Wherever a line in the data below holds "JSON", copy that line.

Page and application data records
++++++++++

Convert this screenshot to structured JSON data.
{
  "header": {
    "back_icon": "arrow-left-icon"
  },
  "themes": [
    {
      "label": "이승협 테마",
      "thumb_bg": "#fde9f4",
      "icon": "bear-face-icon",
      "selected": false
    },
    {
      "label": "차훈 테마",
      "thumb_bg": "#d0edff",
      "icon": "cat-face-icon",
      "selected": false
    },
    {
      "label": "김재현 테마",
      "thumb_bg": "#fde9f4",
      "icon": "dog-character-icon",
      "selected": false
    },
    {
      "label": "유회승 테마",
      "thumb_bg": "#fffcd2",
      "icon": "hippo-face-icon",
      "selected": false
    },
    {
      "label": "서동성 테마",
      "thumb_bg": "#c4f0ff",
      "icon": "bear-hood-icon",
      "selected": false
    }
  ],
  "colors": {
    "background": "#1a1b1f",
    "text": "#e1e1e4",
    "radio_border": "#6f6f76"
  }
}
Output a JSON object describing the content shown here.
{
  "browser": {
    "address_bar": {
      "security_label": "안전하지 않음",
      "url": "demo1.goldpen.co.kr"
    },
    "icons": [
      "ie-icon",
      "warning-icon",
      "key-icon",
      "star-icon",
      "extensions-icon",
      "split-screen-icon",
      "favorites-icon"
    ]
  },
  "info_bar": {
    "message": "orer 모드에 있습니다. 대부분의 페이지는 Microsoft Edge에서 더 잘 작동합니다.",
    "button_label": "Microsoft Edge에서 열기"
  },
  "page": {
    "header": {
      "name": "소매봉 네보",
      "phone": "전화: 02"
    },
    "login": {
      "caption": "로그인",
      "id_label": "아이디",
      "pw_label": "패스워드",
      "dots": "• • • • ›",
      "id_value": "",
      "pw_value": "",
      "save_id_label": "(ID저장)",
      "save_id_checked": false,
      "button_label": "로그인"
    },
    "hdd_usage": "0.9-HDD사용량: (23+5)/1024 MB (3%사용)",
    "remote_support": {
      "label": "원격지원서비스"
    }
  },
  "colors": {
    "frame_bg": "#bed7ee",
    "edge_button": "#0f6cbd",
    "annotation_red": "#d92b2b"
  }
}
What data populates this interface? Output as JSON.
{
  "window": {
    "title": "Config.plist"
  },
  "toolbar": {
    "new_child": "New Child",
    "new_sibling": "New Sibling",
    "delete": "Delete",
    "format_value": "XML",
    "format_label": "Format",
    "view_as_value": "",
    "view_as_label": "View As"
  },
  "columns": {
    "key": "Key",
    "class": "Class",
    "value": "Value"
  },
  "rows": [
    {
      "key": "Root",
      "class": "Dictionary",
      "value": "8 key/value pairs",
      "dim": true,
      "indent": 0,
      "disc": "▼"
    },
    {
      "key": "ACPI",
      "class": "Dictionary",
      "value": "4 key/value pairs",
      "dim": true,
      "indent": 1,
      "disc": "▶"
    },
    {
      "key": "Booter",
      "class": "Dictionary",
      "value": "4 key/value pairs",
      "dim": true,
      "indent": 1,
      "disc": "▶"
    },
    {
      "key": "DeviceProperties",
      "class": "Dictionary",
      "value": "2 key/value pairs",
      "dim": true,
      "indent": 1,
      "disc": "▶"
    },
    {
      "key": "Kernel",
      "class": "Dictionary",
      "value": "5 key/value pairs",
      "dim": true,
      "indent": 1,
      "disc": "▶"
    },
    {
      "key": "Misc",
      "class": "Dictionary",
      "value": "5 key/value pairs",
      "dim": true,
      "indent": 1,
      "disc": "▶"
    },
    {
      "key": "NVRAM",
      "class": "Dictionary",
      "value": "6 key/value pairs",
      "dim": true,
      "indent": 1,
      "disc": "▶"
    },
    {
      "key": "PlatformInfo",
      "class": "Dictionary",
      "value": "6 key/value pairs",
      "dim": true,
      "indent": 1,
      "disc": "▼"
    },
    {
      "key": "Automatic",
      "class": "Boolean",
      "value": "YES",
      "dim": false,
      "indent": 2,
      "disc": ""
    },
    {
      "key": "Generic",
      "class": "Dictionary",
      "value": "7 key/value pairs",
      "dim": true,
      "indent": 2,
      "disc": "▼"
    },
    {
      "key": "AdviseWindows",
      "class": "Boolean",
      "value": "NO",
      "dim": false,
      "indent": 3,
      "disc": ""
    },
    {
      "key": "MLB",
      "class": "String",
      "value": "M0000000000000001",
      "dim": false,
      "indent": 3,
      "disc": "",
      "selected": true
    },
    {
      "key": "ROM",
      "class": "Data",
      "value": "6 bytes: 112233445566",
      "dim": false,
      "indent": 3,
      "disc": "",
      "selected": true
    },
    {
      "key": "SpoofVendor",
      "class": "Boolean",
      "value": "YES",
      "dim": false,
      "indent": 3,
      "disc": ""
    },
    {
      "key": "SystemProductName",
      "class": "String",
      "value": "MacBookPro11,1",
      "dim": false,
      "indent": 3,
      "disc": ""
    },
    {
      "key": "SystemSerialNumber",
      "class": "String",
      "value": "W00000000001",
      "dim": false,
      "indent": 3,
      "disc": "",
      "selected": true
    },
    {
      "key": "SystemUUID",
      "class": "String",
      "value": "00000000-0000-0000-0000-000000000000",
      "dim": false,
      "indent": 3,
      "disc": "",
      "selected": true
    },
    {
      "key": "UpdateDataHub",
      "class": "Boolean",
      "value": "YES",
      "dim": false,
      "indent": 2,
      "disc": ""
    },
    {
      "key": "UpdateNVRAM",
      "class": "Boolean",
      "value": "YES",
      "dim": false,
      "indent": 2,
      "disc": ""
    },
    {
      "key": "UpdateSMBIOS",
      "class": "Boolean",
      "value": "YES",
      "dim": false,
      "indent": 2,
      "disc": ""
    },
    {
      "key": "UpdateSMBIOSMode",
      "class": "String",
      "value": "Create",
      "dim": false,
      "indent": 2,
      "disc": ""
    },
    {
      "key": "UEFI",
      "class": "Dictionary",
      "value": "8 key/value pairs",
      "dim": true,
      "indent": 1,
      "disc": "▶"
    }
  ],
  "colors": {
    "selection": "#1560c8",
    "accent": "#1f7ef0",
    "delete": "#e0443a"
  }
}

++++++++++

RESULT OF THE TASK
Convert this screenshot to structured JSON data.
Output a JSON object describing the content shown here.
What data populates this interface? Output as JSON.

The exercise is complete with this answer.